● **The task**: Pull from the data below each line where the word "true" occurs, and copy it.

Data records:

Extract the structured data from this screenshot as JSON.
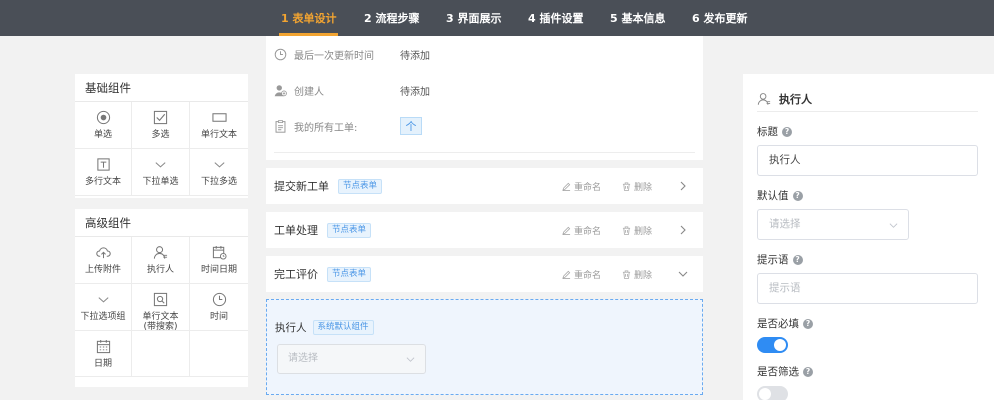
{
  "nav": {
    "tabs": [
      {
        "label": "1 表单设计",
        "active": true
      },
      {
        "label": "2 流程步骤",
        "active": false
      },
      {
        "label": "3 界面展示",
        "active": false
      },
      {
        "label": "4 插件设置",
        "active": false
      },
      {
        "label": "5 基本信息",
        "active": false
      },
      {
        "label": "6 发布更新",
        "active": false
      }
    ],
    "active_color": "#f2a431",
    "bar_color": "#4a4f57"
  },
  "basic_components": {
    "title": "基础组件",
    "items": [
      {
        "label": "单选",
        "icon": "radio-icon"
      },
      {
        "label": "多选",
        "icon": "checkbox-icon"
      },
      {
        "label": "单行文本",
        "icon": "single-line-text-icon"
      },
      {
        "label": "多行文本",
        "icon": "multi-line-text-icon"
      },
      {
        "label": "下拉单选",
        "icon": "chevron-down-icon"
      },
      {
        "label": "下拉多选",
        "icon": "chevron-down-icon"
      }
    ]
  },
  "advanced_components": {
    "title": "高级组件",
    "items": [
      {
        "label": "上传附件",
        "icon": "upload-cloud-icon"
      },
      {
        "label": "执行人",
        "icon": "user-icon"
      },
      {
        "label": "时间日期",
        "icon": "calendar-clock-icon"
      },
      {
        "label": "下拉选项组",
        "icon": "chevron-down-icon"
      },
      {
        "label": "单行文本\n(带搜索)",
        "icon": "search-box-icon"
      },
      {
        "label": "时间",
        "icon": "clock-icon"
      },
      {
        "label": "日期",
        "icon": "calendar-icon"
      }
    ]
  },
  "info": {
    "last_update_label": "最后一次更新时间",
    "last_update_value": "待添加",
    "creator_label": "创建人",
    "creator_value": "待添加",
    "my_orders_label": "我的所有工单:",
    "up_button": "个"
  },
  "steps": [
    {
      "title": "提交新工单",
      "badge": "节点表单",
      "rename": "重命名",
      "delete": "删除",
      "expanded": false
    },
    {
      "title": "工单处理",
      "badge": "节点表单",
      "rename": "重命名",
      "delete": "删除",
      "expanded": false
    },
    {
      "title": "完工评价",
      "badge": "节点表单",
      "rename": "重命名",
      "delete": "删除",
      "expanded": true
    }
  ],
  "dropzone": {
    "label": "执行人",
    "badge": "系统默认组件",
    "select_placeholder": "请选择"
  },
  "props": {
    "header": "执行人",
    "title_label": "标题",
    "title_value": "执行人",
    "default_label": "默认值",
    "default_placeholder": "请选择",
    "hint_label": "提示语",
    "hint_placeholder": "提示语",
    "required_label": "是否必填",
    "required_on": true,
    "filter_label": "是否筛选",
    "filter_on": false
  },
  "colors": {
    "primary": "#2f8cf3",
    "badge_blue": "#4a96e6"
  }
}
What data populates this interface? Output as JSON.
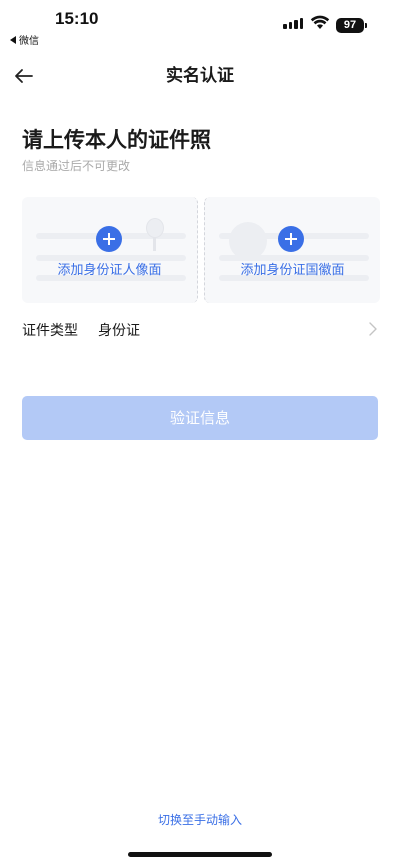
{
  "status_bar": {
    "time": "15:10",
    "back_app": "微信",
    "battery": "97"
  },
  "nav": {
    "title": "实名认证",
    "back_icon": "arrow-left-icon"
  },
  "header": {
    "title": "请上传本人的证件照",
    "subtitle": "信息通过后不可更改"
  },
  "upload": {
    "front_label": "添加身份证人像面",
    "back_label": "添加身份证国徽面",
    "accent": "#3a6fe6"
  },
  "cert_type": {
    "label": "证件类型",
    "value": "身份证"
  },
  "verify_button": {
    "label": "验证信息",
    "color": "#b3c9f6"
  },
  "switch_link": "切换至手动输入"
}
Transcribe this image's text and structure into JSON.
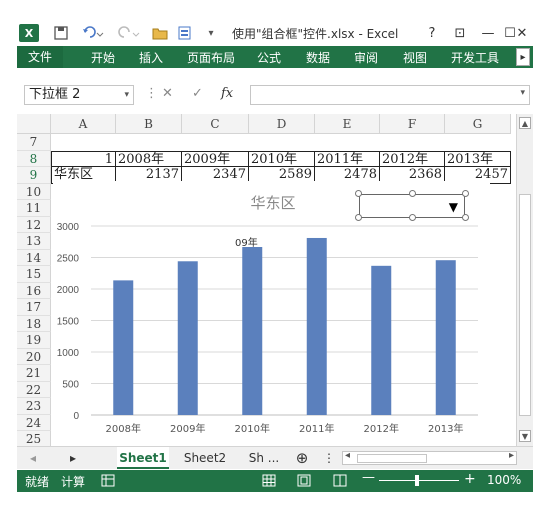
{
  "window": {
    "title": "使用\"组合框\"控件.xlsx - Excel",
    "help": "?",
    "restore_ribbon": "⊡",
    "minimize": "—",
    "maximize": "☐",
    "close": "✕",
    "app_logo": "X",
    "qat": {
      "save_icon": "floppy-icon",
      "undo_icon": "undo-icon",
      "redo_icon": "redo-icon"
    }
  },
  "ribbon": {
    "tabs": [
      "文件",
      "开始",
      "插入",
      "页面布局",
      "公式",
      "数据",
      "审阅",
      "视图",
      "开发工具"
    ],
    "scroll": "▸",
    "color": "#217346"
  },
  "formula_bar": {
    "name_box": "下拉框 2",
    "name_box_dd": "▾",
    "cancel": "✕",
    "enter": "✓",
    "fx": "fx",
    "value": "",
    "dd": "▾"
  },
  "grid": {
    "columns": [
      "A",
      "B",
      "C",
      "D",
      "E",
      "F",
      "G"
    ],
    "rows": [
      "7",
      "8",
      "9",
      "10",
      "11",
      "12",
      "13",
      "14",
      "15",
      "16",
      "17",
      "18",
      "19",
      "20",
      "21",
      "22",
      "23",
      "24",
      "25"
    ],
    "row8": [
      "1",
      "2008年",
      "2009年",
      "2010年",
      "2011年",
      "2012年",
      "2013年"
    ],
    "row9": [
      "华东区",
      "2137",
      "2347",
      "2589",
      "2478",
      "2368",
      "2457"
    ]
  },
  "combo_box": {
    "value": "",
    "arrow": "▼"
  },
  "chart_data": {
    "type": "bar",
    "title": "华东区",
    "categories": [
      "2008年",
      "2009年",
      "2010年",
      "2011年",
      "2012年",
      "2013年"
    ],
    "values": [
      2137,
      2440,
      2700,
      2810,
      2368,
      2457
    ],
    "yticks": [
      "0",
      "500",
      "1000",
      "1500",
      "2000",
      "2500",
      "3000"
    ],
    "ylim": [
      0,
      3000
    ],
    "grid": true,
    "bar_color": "#5b80bd",
    "overlay_text": "09年"
  },
  "sheets": {
    "prev": "◂",
    "next": "▸",
    "tabs": [
      "Sheet1",
      "Sheet2",
      "Sh ..."
    ],
    "add": "⊕",
    "more": "⋮",
    "hs_left": "◂",
    "hs_right": "▸"
  },
  "status": {
    "ready": "就绪",
    "calc": "计算",
    "zoom_minus": "—",
    "zoom_plus": "+",
    "zoom": "100%"
  }
}
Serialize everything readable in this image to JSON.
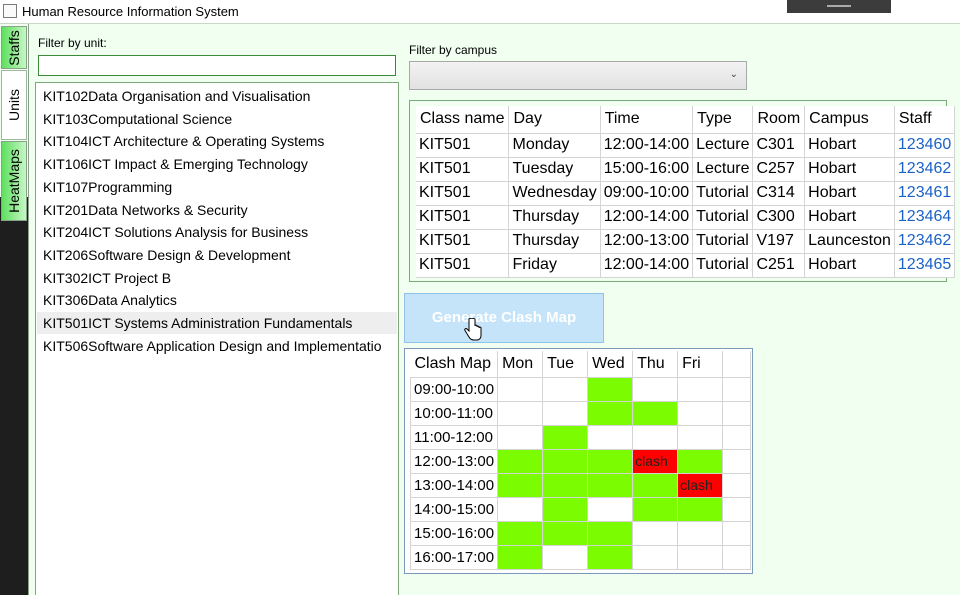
{
  "window": {
    "title": "Human Resource Information System"
  },
  "tabs": [
    {
      "label": "Staffs",
      "active": false
    },
    {
      "label": "Units",
      "active": true
    },
    {
      "label": "HeatMaps",
      "active": false
    }
  ],
  "unit_filter": {
    "label": "Filter by unit:",
    "value": "",
    "placeholder": ""
  },
  "units": [
    {
      "label": "KIT102Data Organisation and Visualisation",
      "selected": false
    },
    {
      "label": "KIT103Computational Science",
      "selected": false
    },
    {
      "label": "KIT104ICT Architecture & Operating Systems",
      "selected": false
    },
    {
      "label": "KIT106ICT Impact & Emerging Technology",
      "selected": false
    },
    {
      "label": "KIT107Programming",
      "selected": false
    },
    {
      "label": "KIT201Data Networks & Security",
      "selected": false
    },
    {
      "label": "KIT204ICT Solutions Analysis for Business",
      "selected": false
    },
    {
      "label": "KIT206Software Design & Development",
      "selected": false
    },
    {
      "label": "KIT302ICT Project B",
      "selected": false
    },
    {
      "label": "KIT306Data Analytics",
      "selected": false
    },
    {
      "label": "KIT501ICT Systems Administration Fundamentals",
      "selected": true
    },
    {
      "label": "KIT506Software Application Design and Implementatio",
      "selected": false
    }
  ],
  "campus_filter": {
    "label": "Filter by campus",
    "selected": ""
  },
  "class_table": {
    "columns": [
      "Class name",
      "Day",
      "Time",
      "Type",
      "Room",
      "Campus",
      "Staff"
    ],
    "rows": [
      [
        "KIT501",
        "Monday",
        "12:00-14:00",
        "Lecture",
        "C301",
        "Hobart",
        "123460"
      ],
      [
        "KIT501",
        "Tuesday",
        "15:00-16:00",
        "Lecture",
        "C257",
        "Hobart",
        "123462"
      ],
      [
        "KIT501",
        "Wednesday",
        "09:00-10:00",
        "Tutorial",
        "C314",
        "Hobart",
        "123461"
      ],
      [
        "KIT501",
        "Thursday",
        "12:00-14:00",
        "Tutorial",
        "C300",
        "Hobart",
        "123464"
      ],
      [
        "KIT501",
        "Thursday",
        "12:00-13:00",
        "Tutorial",
        "V197",
        "Launceston",
        "123462"
      ],
      [
        "KIT501",
        "Friday",
        "12:00-14:00",
        "Tutorial",
        "C251",
        "Hobart",
        "123465"
      ]
    ]
  },
  "generate_button": {
    "label": "Generate Clash Map"
  },
  "clash_map": {
    "columns": [
      "Clash Map",
      "Mon",
      "Tue",
      "Wed",
      "Thu",
      "Fri"
    ],
    "clash_label": "clash",
    "rows": [
      {
        "slot": "09:00-10:00",
        "cells": [
          "empty",
          "empty",
          "busy",
          "empty",
          "empty"
        ]
      },
      {
        "slot": "10:00-11:00",
        "cells": [
          "empty",
          "empty",
          "busy",
          "busy",
          "empty"
        ]
      },
      {
        "slot": "11:00-12:00",
        "cells": [
          "empty",
          "busy",
          "empty",
          "empty",
          "empty"
        ]
      },
      {
        "slot": "12:00-13:00",
        "cells": [
          "busy",
          "busy",
          "busy",
          "clash",
          "busy"
        ]
      },
      {
        "slot": "13:00-14:00",
        "cells": [
          "busy",
          "busy",
          "busy",
          "busy",
          "clash"
        ]
      },
      {
        "slot": "14:00-15:00",
        "cells": [
          "empty",
          "busy",
          "empty",
          "busy",
          "busy"
        ]
      },
      {
        "slot": "15:00-16:00",
        "cells": [
          "busy",
          "busy",
          "busy",
          "empty",
          "empty"
        ]
      },
      {
        "slot": "16:00-17:00",
        "cells": [
          "busy",
          "empty",
          "busy",
          "empty",
          "empty"
        ]
      }
    ]
  },
  "colors": {
    "busy": "#7cfc00",
    "clash": "#ff0000",
    "link": "#1a62c8",
    "background": "#f0fff0"
  },
  "icons": {
    "cursor": "hand-pointer-icon",
    "dropdown": "chevron-down-icon"
  }
}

● **Answer for the task**:
        "active": true
      "expanded": true
    "required_on": true,
    "grid": true,
      "active": true
      "selected": true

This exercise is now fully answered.